Jack Eely – Louie, Louie ’66
Happy International Louie Louie Day! I’m celebrating by posting this cracking version of Louie Louie by the guy who’s vocals helped cement its place in musical history. In 1963 when The Kingsmen recorded the best known version of this party rocker, Jack Ely was the singer. At the time they had no idea it was going to take off the way it did, so Ely left the group to go to college. When their Louie Louie was all over the radio, he tried to rejoin The Kingsmen, but the other members weren’t having it. So he formed his own group and toured as Jack Ely and The Kingsmen until the inevitable lawyer’s letter arrived. His group then became Jack Ely and The Courtmen and produced this single. No prizes for guessing when it was released. I don’t know where the Eely spelling came from, but I’m going with it.
International Louie Louie Day is held on the birthday of Richard Berry, who wrote the song. If you’re in London, you can mark the occasion this year with some like-minded folk and top vinyl DJs at The Haggerston pub. It’s free to get in and sure to be a total blast. All the details are on the Facebook event page. See you there!
Mickey Hawks – Bip Bop Boom
Mickey Hawks – Rock And Roll Rhythm
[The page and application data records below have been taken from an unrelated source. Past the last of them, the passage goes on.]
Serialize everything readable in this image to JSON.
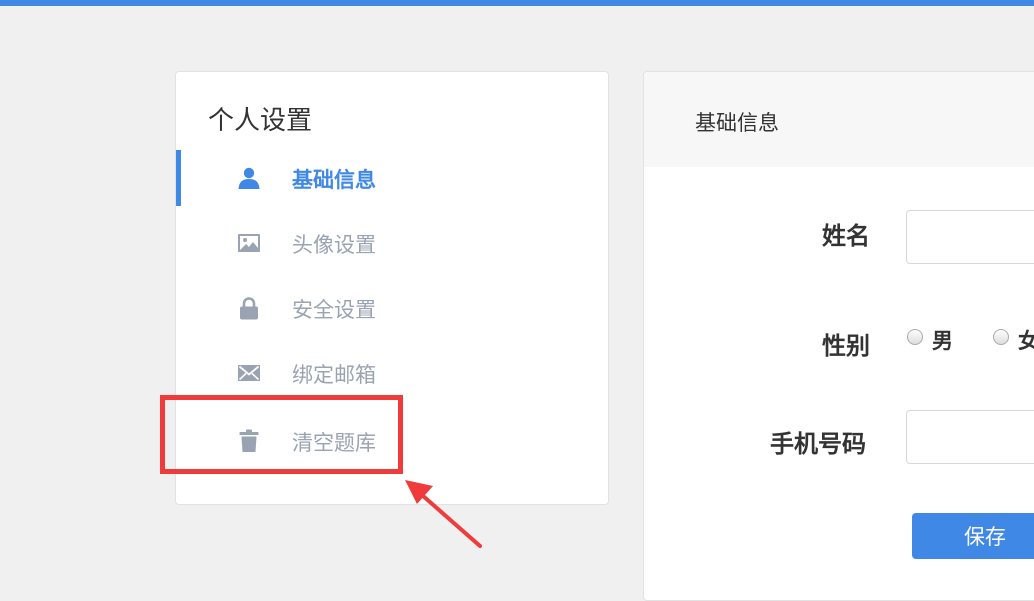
{
  "sidebar": {
    "title": "个人设置",
    "items": [
      {
        "label": "基础信息",
        "icon": "user-icon",
        "active": true
      },
      {
        "label": "头像设置",
        "icon": "image-icon",
        "active": false
      },
      {
        "label": "安全设置",
        "icon": "lock-icon",
        "active": false
      },
      {
        "label": "绑定邮箱",
        "icon": "envelope-icon",
        "active": false
      },
      {
        "label": "清空题库",
        "icon": "trash-icon",
        "active": false
      }
    ]
  },
  "main": {
    "header_title": "基础信息",
    "form": {
      "name_label": "姓名",
      "name_value": "",
      "gender_label": "性别",
      "gender_options": [
        "男",
        "女"
      ],
      "phone_label": "手机号码",
      "phone_value": "",
      "save_label": "保存"
    }
  },
  "colors": {
    "accent": "#3f88e6",
    "annotation": "#ef3b3b",
    "muted_text": "#9aa3b2"
  }
}
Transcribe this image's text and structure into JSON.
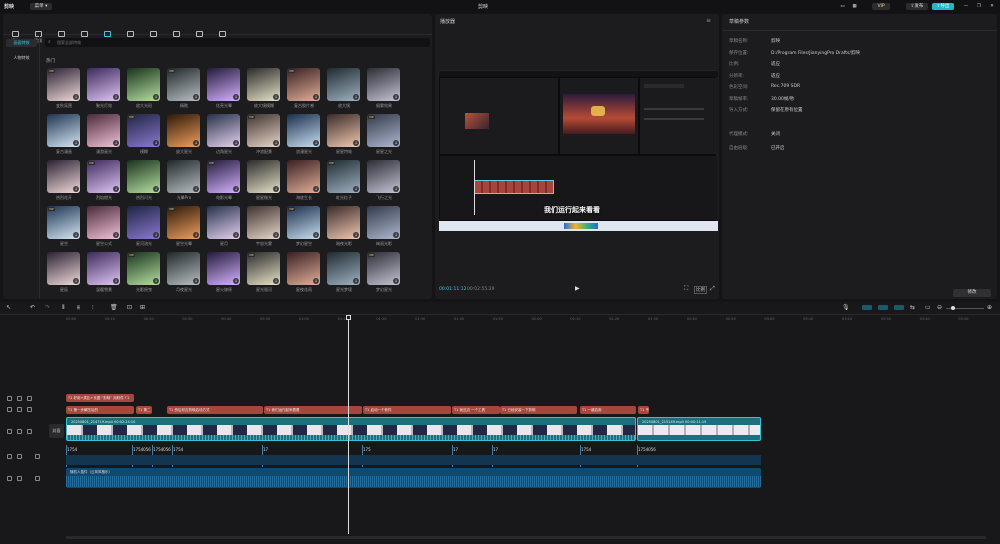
{
  "app": {
    "name": "剪映",
    "menu_label": "菜单",
    "project_title": "剪映",
    "vip": "VIP",
    "publish": "发布",
    "export": "导出"
  },
  "toolbar": [
    {
      "label": "媒体"
    },
    {
      "label": "音频"
    },
    {
      "label": "文本"
    },
    {
      "label": "贴纸"
    },
    {
      "label": "特效"
    },
    {
      "label": "转场"
    },
    {
      "label": "字幕"
    },
    {
      "label": "滤镜"
    },
    {
      "label": "调节"
    },
    {
      "label": "模板"
    }
  ],
  "effects": {
    "sidebar": [
      "画面特效",
      "人物特效"
    ],
    "search_placeholder": "搜索全部特效",
    "section": "热门",
    "grid": [
      [
        "变秋氛围",
        "聚光灯效",
        "放大光斑",
        "精眩",
        "炫亮光晕",
        "放大镜模糊",
        "复古胶片感",
        "放大镜",
        "烟雾效果"
      ],
      [
        "复古漫画",
        "漫游画光",
        "模糊",
        "放大星光",
        "边角星光",
        "冲浪配景",
        "浪漫星光",
        "星星特效",
        "星星之光"
      ],
      [
        "热烈花开",
        "烈焰燃光",
        "热烈闪光",
        "光晕Pro",
        "电影光晕",
        "星星微光",
        "海底生长",
        "虹光粒子",
        "飞行之光"
      ],
      [
        "星空",
        "星空公式",
        "星河流光",
        "星空光晕",
        "星月",
        "宇宙光雾",
        "梦幻星空",
        "暗夜光影",
        "绚丽光影"
      ],
      [
        "星辰",
        "温暖雪景",
        "光影摇曳",
        "月夜星光",
        "星火燎原",
        "星光银河",
        "星夜花雨",
        "星光梦境",
        "梦幻星光"
      ]
    ]
  },
  "player": {
    "title": "播放器",
    "current_time": "00:01:11:12",
    "total_time": "00:02:55:29",
    "ratio_label": "比例",
    "caption": "我们运行起来看看"
  },
  "props": {
    "title": "草稿参数",
    "rows": [
      [
        "草稿名称:",
        "剪映"
      ],
      [
        "保存位置:",
        "D:/Program Files/JianyingPro Drafts/剪映"
      ],
      [
        "比例:",
        "适应"
      ],
      [
        "分辨率:",
        "适应"
      ],
      [
        "色彩空间:",
        "Rec.709 SDR"
      ],
      [
        "草稿帧率:",
        "30.00帧/秒"
      ],
      [
        "导入方式:",
        "保留在原有位置"
      ]
    ],
    "rows2": [
      [
        "代理模式:",
        "关闭"
      ],
      [
        "自由层级:",
        "已开启"
      ]
    ],
    "edit_btn": "修改"
  },
  "timeline": {
    "ruler": [
      "00:00",
      "00:10",
      "00:20",
      "00:30",
      "00:40",
      "00:50",
      "01:00",
      "01:10",
      "01:20",
      "01:30",
      "01:40",
      "01:50",
      "02:00",
      "02:10",
      "02:20",
      "02:30",
      "02:40",
      "02:50",
      "03:00",
      "03:10",
      "03:20",
      "03:30",
      "03:40",
      "03:50"
    ],
    "text_track1": [
      {
        "label": "好用+类比+长图 “剪映” 用软件 T1"
      }
    ],
    "text_track2": [
      {
        "label": "第一步解压后的"
      },
      {
        "label": "第二"
      },
      {
        "label": "然后双击剪映启动方式"
      },
      {
        "label": "我们运行起来看看"
      },
      {
        "label": "启动一个软件"
      },
      {
        "label": "我这边 一个工具"
      },
      {
        "label": "已经安装一下剪映"
      },
      {
        "label": "一键启用"
      },
      {
        "label": "不敢被插件了 没有剪映 先成功"
      }
    ],
    "cover": "封面",
    "video_clips": [
      {
        "label": "20250801_214719.mp4  00:02:24:10"
      },
      {
        "label": "20250801_215149.mp4  00:00:11:19"
      }
    ],
    "audio_marks": [
      "1754",
      "1754056",
      "1754056",
      "1754",
      "17",
      "175",
      "17",
      "17",
      "1754",
      "1754056"
    ],
    "music": {
      "label": "随机人插件（云风风格乐）"
    }
  },
  "colors": {
    "accent": "#3fc8e0",
    "text_clip": "#a8453d",
    "video_clip": "#1c6f7c",
    "audio_clip": "#0e4a6e"
  }
}
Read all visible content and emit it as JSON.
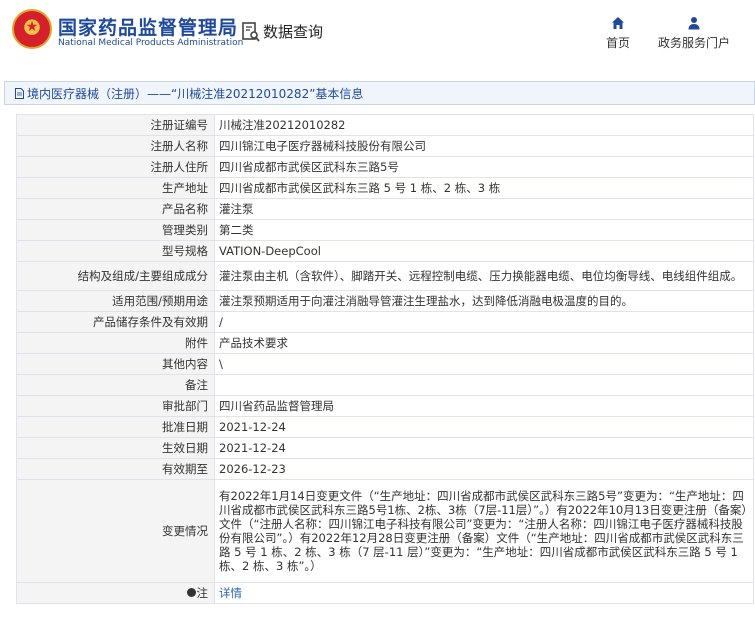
{
  "header": {
    "brand_cn": "国家药品监督管理局",
    "brand_en": "National Medical Products Administration",
    "query_label": "数据查询",
    "nav": [
      {
        "label": "首页",
        "icon": "home-icon"
      },
      {
        "label": "政务服务门户",
        "icon": "user-icon"
      }
    ]
  },
  "section": {
    "title": "境内医疗器械（注册）——“川械注准20212010282”基本信息"
  },
  "rows": [
    {
      "label": "注册证编号",
      "value": "川械注准20212010282"
    },
    {
      "label": "注册人名称",
      "value": "四川锦江电子医疗器械科技股份有限公司"
    },
    {
      "label": "注册人住所",
      "value": "四川省成都市武侯区武科东三路5号"
    },
    {
      "label": "生产地址",
      "value": "四川省成都市武侯区武科东三路 5 号 1 栋、2 栋、3 栋"
    },
    {
      "label": "产品名称",
      "value": "灌注泵"
    },
    {
      "label": "管理类别",
      "value": "第二类"
    },
    {
      "label": "型号规格",
      "value": "VATION-DeepCool"
    },
    {
      "label": "结构及组成/主要组成成分",
      "value": "灌注泵由主机（含软件）、脚踏开关、远程控制电缆、压力换能器电缆、电位均衡导线、电线组件组成。"
    },
    {
      "label": "适用范围/预期用途",
      "value": "灌注泵预期适用于向灌注消融导管灌注生理盐水，达到降低消融电极温度的目的。"
    },
    {
      "label": "产品储存条件及有效期",
      "value": "/"
    },
    {
      "label": "附件",
      "value": "产品技术要求"
    },
    {
      "label": "其他内容",
      "value": "\\"
    },
    {
      "label": "备注",
      "value": ""
    },
    {
      "label": "审批部门",
      "value": "四川省药品监督管理局"
    },
    {
      "label": "批准日期",
      "value": "2021-12-24"
    },
    {
      "label": "生效日期",
      "value": "2021-12-24"
    },
    {
      "label": "有效期至",
      "value": "2026-12-23"
    },
    {
      "label": "变更情况",
      "value": "有2022年1月14日变更文件（“生产地址：四川省成都市武侯区武科东三路5号”变更为：“生产地址：四川省成都市武侯区武科东三路5号1栋、2栋、3栋（7层-11层）”。）有2022年10月13日变更注册（备案）文件（“注册人名称：四川锦江电子科技有限公司”变更为：“注册人名称：四川锦江电子医疗器械科技股份有限公司”。）有2022年12月28日变更注册（备案）文件（“生产地址：四川省成都市武侯区武科东三路 5 号 1 栋、2 栋、3 栋（7 层-11 层）”变更为：“生产地址：四川省成都市武侯区武科东三路 5 号 1 栋、2 栋、3 栋”。）"
    },
    {
      "label": "注",
      "value": "详情"
    }
  ]
}
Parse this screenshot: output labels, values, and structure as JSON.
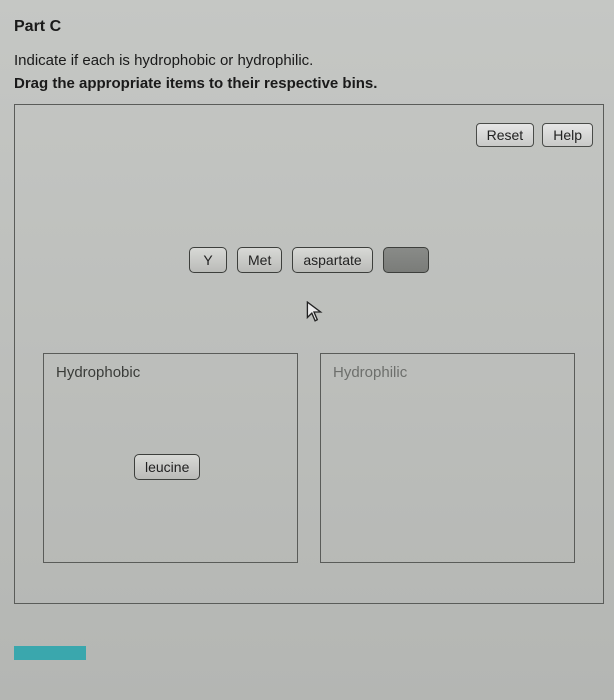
{
  "part_title": "Part C",
  "prompt": "Indicate if each is hydrophobic or hydrophilic.",
  "instruction": "Drag the appropriate items to their respective bins.",
  "buttons": {
    "reset": "Reset",
    "help": "Help"
  },
  "items": {
    "y": "Y",
    "met": "Met",
    "aspartate": "aspartate"
  },
  "bins": {
    "hydrophobic": {
      "title": "Hydrophobic",
      "placed": [
        "leucine"
      ]
    },
    "hydrophilic": {
      "title": "Hydrophilic",
      "placed": []
    }
  },
  "bin_item_leucine": "leucine"
}
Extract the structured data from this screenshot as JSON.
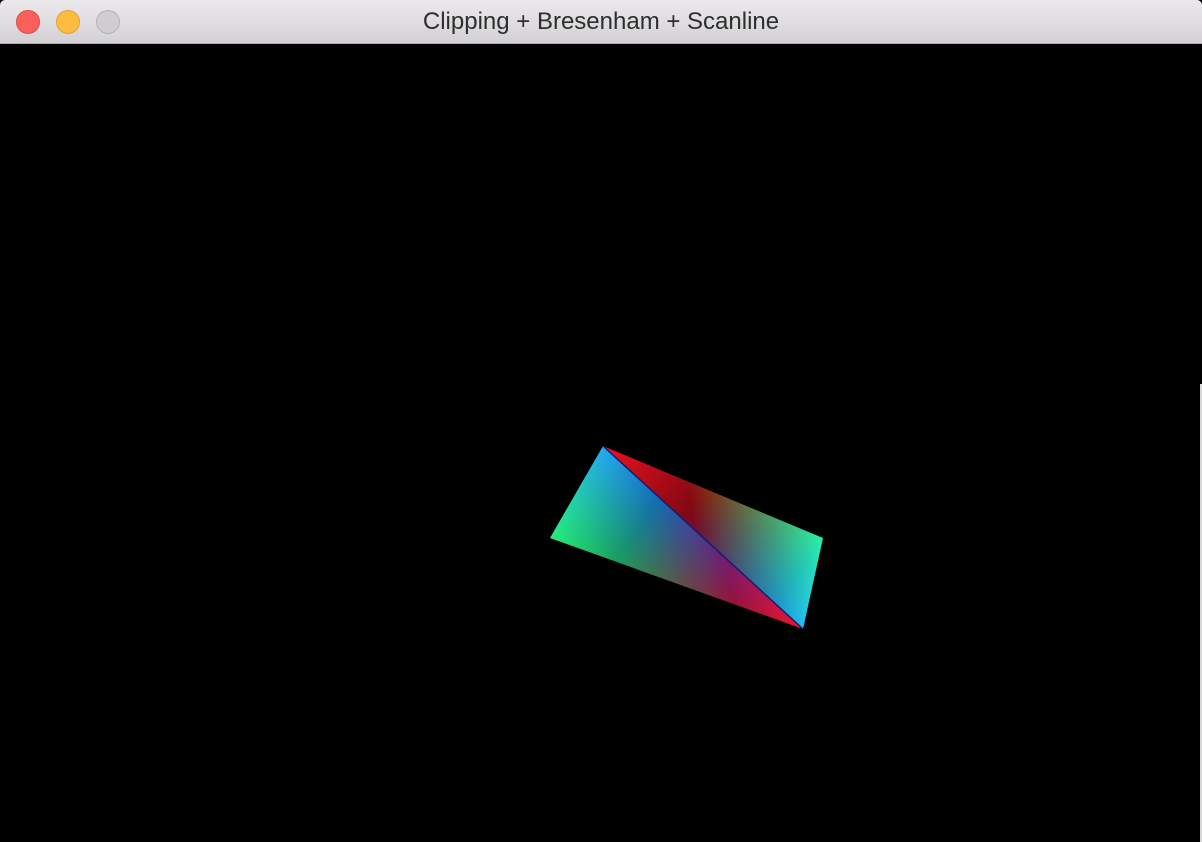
{
  "window": {
    "title": "Clipping + Bresenham + Scanline",
    "controls": {
      "close_color": "#fc605b",
      "minimize_color": "#fdbc40",
      "zoom_color": "#cfcdd0"
    }
  },
  "scene": {
    "background": "#000000",
    "shape": "quadrilateral split into two gouraud-shaded triangles",
    "vertex_colors": {
      "top": "#1030f0",
      "left": "#20f030",
      "right": "#20f030",
      "bottom": "#f01020",
      "top_alt": "#f01020",
      "bottom_alt": "#1030f0"
    }
  }
}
From 1958, today’s two rockabilly offerings feature the piano and vocals of Mickey Hawks. Around a year earlier, Hawks had teamed up with High Point, North Carolina radio DJ and tenor saxman, Dallas ‘Moon’ Mullins, and his Night Raiders band. They recorded the Be-Bop-A-Lula inspired Bip Bop Boom in a Greensboro garage studio. It was originally released on the studio owner’s label, Robbins Red, and sold at gigs. Only 500 copies were pressed. I struggle to imagine how much an aficionado would bid for a clean copy of that record, were one to show up on eBay now. Thankfully, up in Chicago, Mike Oury decided to re-release it on his Profile label. It was a regional hit, selling 50,000. Rock And Roll Rhythm is also great fun and often gets a spin at my gigs. One of their high-octane follow-up releases, Cottonpickin’, credited to The Night Raiders, has been a fixture of my record box for a couple of years now. It’s also on my latest mix, Heavy Sugar.
The Raging Storms – Hound Dog
Today’s selection was released in 1962 on Morty Craft’s Trans-Atlas label, formerly Warwick Records. The Raging Storms were formed in Detroit by Fred Kelly, who previously sang in a Toledo, Ohio based vocal group, Freddie and The Parliaments. They moved in the same circles as Johnny and the Hurricanes, whose 1959 hit Crossfire helped establish Warwick records. Guitarist Louis Carr played with both groups. He also backed Dion and the Belmonts in Green Bay, Wisconsin when they were the opening act for Buddy Holly, Richie Valence and the Big Bopper’s penultimate show. Hound Dog is actually the b-side, The Dribble (Twist) on the other side seems to be a better known tune, but I prefer this quick, piano-led, sax-laden, rockin’ instrumental. You are encouraged to twist to it.
An Aquarium Drunkard
Be Bop Wino
The B Side
Carlos Rene's Scene64
Derek's Daily 45
The Devil's Music
Flea Market Funk
Frankie Bundle's Mazzetta78
Home Of The Groove
Jester Wild Show
Kogar's Jungle Juice
La Dimension De Trastos
Liam Large's Rekkids
Mean Mojo Mathias
Night Beat Records
So Many Records, So Little Time
You Got Good Taste